═══ Records supplied

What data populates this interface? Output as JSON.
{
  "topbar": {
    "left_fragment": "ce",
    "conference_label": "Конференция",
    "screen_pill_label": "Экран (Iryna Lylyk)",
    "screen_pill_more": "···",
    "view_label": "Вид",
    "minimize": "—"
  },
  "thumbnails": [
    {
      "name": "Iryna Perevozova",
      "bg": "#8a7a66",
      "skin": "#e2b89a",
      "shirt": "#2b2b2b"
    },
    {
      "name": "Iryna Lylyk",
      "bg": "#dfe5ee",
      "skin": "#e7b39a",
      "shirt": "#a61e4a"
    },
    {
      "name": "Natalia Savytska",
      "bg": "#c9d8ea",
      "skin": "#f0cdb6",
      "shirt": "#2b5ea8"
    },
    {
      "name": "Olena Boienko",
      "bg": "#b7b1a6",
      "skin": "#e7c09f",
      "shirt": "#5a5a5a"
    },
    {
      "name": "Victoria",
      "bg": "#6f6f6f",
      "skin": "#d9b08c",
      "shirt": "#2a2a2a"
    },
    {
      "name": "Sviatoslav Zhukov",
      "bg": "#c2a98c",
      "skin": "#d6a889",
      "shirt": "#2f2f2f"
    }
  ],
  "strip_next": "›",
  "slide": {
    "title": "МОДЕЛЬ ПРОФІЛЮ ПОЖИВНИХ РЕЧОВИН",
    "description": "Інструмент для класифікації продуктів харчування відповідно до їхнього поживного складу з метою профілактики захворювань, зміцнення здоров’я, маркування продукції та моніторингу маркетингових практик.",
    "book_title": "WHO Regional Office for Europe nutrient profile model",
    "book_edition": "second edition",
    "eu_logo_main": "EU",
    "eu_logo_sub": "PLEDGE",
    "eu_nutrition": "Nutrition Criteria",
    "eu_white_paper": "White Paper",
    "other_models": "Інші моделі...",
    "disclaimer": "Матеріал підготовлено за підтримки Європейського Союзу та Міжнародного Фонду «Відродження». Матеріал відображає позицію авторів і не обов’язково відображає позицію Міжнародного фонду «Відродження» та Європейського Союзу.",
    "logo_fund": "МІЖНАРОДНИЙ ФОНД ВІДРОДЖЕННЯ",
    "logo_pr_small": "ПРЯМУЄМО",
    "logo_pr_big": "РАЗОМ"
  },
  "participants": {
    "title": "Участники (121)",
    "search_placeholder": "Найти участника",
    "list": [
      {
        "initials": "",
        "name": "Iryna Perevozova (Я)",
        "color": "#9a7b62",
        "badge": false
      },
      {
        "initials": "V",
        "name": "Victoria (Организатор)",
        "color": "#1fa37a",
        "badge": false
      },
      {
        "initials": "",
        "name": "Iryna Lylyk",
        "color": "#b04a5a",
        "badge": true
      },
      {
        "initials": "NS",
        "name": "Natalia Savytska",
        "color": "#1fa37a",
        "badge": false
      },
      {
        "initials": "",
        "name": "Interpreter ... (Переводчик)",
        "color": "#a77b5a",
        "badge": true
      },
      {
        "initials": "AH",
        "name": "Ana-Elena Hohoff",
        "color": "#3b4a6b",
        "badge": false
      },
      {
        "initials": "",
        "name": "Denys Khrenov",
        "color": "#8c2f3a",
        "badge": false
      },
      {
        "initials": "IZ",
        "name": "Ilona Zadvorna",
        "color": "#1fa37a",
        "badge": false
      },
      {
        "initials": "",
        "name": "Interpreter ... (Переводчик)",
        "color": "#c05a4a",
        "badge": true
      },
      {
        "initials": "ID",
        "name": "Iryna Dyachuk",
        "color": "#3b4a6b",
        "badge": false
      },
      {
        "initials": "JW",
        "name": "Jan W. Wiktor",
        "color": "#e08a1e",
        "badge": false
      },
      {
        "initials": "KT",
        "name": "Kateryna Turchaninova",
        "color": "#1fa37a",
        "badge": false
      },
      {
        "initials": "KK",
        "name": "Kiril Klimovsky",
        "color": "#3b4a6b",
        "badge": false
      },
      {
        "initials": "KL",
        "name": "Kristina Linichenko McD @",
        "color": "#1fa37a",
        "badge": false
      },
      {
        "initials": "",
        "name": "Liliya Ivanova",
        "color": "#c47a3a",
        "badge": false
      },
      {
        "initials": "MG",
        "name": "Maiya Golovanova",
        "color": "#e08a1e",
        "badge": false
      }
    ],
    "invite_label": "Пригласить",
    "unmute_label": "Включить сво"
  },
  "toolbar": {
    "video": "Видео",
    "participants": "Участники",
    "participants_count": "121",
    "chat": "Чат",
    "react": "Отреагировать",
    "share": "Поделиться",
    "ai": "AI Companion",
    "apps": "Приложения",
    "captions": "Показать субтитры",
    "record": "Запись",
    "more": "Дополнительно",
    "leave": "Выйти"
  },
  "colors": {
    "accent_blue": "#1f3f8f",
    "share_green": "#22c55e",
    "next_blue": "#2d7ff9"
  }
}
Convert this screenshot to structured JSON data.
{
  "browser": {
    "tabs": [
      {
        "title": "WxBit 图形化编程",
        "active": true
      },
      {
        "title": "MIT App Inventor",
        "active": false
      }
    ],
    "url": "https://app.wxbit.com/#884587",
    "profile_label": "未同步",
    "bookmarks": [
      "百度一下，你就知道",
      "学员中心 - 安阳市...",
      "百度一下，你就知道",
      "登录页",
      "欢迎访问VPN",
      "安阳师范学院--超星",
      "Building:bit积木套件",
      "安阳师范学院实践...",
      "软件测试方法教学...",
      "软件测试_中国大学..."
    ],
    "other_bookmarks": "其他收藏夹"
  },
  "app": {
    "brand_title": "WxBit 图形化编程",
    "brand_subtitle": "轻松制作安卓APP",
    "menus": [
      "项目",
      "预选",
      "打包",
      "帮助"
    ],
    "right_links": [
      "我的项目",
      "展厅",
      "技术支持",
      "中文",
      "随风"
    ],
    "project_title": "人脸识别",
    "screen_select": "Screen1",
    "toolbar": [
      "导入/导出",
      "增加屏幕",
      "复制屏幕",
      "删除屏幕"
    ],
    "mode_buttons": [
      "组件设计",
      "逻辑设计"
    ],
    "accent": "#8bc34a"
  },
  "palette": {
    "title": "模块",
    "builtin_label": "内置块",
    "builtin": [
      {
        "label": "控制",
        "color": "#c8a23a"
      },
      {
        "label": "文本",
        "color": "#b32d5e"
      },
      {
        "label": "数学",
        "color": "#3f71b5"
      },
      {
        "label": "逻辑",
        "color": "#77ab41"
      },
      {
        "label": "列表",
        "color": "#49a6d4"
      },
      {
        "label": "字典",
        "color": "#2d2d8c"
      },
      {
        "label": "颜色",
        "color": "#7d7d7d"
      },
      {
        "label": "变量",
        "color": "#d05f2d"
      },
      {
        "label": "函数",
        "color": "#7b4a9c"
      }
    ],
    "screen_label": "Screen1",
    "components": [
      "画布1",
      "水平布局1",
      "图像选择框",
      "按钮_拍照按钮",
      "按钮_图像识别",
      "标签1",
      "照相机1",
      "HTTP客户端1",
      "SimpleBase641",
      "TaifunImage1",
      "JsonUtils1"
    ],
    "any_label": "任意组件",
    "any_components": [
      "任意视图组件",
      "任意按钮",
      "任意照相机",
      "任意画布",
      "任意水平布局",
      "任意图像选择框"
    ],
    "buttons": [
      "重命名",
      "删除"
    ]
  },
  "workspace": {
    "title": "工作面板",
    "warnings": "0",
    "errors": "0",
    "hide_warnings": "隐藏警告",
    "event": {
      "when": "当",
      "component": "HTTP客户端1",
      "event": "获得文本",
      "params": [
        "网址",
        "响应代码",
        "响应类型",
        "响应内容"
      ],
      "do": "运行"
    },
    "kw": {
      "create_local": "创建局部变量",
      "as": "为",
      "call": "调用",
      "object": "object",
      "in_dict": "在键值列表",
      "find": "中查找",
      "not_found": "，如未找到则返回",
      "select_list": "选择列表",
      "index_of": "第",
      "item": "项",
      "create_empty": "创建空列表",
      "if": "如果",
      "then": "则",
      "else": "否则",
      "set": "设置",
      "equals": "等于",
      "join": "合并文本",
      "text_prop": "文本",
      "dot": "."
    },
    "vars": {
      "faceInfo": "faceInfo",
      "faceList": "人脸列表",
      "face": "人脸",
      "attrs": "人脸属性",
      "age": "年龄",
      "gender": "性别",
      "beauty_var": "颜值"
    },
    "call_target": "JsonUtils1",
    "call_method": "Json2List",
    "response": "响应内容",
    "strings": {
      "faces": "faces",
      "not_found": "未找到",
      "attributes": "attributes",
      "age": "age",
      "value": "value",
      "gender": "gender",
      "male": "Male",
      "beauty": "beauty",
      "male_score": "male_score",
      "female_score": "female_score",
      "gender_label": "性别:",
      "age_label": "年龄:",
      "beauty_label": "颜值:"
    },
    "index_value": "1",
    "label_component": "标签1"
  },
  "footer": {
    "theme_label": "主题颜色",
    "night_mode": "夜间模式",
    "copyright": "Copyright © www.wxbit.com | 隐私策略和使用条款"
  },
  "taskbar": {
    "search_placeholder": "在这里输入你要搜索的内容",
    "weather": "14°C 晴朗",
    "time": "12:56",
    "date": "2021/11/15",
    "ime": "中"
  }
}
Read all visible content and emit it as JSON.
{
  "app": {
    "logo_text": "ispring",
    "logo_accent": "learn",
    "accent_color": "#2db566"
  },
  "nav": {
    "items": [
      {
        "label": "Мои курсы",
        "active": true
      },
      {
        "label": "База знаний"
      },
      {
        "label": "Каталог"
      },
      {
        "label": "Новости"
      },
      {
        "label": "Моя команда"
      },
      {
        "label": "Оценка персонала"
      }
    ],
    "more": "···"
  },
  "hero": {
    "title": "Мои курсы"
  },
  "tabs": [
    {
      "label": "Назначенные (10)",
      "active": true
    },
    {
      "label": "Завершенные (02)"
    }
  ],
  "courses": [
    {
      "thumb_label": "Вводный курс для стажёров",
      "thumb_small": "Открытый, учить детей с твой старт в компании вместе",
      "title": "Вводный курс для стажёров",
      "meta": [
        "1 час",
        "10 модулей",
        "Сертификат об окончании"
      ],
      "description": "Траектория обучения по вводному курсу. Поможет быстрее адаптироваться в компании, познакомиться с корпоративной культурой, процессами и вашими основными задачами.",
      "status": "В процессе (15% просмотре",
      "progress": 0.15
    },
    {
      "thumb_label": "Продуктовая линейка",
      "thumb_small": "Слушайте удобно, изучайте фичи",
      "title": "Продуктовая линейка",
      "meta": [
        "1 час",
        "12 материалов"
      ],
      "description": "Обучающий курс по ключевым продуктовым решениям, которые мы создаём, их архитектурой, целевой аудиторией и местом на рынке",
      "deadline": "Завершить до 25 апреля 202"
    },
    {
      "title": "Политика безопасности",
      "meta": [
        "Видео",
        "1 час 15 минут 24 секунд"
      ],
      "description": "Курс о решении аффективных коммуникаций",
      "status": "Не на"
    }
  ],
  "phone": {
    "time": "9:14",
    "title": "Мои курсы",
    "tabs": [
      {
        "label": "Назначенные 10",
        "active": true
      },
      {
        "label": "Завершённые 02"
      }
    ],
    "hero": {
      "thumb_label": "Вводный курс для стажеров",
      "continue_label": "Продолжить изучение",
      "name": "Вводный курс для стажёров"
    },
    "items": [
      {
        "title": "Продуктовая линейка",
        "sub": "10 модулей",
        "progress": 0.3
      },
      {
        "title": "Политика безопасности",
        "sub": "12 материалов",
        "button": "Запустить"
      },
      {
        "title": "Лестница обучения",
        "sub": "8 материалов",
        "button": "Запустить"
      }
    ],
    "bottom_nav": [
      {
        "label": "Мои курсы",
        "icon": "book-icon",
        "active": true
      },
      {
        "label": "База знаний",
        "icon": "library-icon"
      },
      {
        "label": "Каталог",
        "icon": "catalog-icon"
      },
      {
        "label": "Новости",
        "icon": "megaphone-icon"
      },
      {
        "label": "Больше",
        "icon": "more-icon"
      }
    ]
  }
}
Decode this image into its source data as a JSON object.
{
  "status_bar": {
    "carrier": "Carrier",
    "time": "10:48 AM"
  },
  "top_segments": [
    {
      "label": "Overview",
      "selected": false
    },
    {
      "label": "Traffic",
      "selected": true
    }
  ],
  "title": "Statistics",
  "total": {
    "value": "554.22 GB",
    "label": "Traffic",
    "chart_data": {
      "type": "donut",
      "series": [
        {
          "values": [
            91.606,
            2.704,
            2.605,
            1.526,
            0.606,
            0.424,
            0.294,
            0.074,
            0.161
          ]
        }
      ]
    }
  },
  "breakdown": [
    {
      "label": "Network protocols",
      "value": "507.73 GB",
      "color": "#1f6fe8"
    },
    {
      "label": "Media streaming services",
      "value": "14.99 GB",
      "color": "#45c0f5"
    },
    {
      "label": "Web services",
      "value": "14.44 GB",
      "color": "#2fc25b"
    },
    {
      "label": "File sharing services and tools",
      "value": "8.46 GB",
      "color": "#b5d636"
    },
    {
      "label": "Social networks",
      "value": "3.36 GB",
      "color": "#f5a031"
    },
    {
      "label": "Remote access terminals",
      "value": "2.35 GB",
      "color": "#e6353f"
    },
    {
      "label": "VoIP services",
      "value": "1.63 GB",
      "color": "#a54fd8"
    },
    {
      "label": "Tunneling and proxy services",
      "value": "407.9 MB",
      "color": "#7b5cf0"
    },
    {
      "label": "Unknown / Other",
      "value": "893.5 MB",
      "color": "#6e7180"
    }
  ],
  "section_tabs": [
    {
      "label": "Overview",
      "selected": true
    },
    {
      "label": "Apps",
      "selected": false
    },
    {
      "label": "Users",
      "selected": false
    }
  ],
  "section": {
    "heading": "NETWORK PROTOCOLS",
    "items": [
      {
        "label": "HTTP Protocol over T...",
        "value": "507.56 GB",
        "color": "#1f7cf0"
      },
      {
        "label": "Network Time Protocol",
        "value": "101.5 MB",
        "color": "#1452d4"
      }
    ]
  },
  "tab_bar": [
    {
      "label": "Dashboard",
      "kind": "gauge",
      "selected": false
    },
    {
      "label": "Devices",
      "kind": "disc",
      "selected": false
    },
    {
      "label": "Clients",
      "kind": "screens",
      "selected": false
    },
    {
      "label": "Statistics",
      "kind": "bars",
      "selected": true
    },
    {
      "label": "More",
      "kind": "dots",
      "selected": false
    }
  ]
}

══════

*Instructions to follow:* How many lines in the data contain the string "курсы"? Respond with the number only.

*Final answer:* 4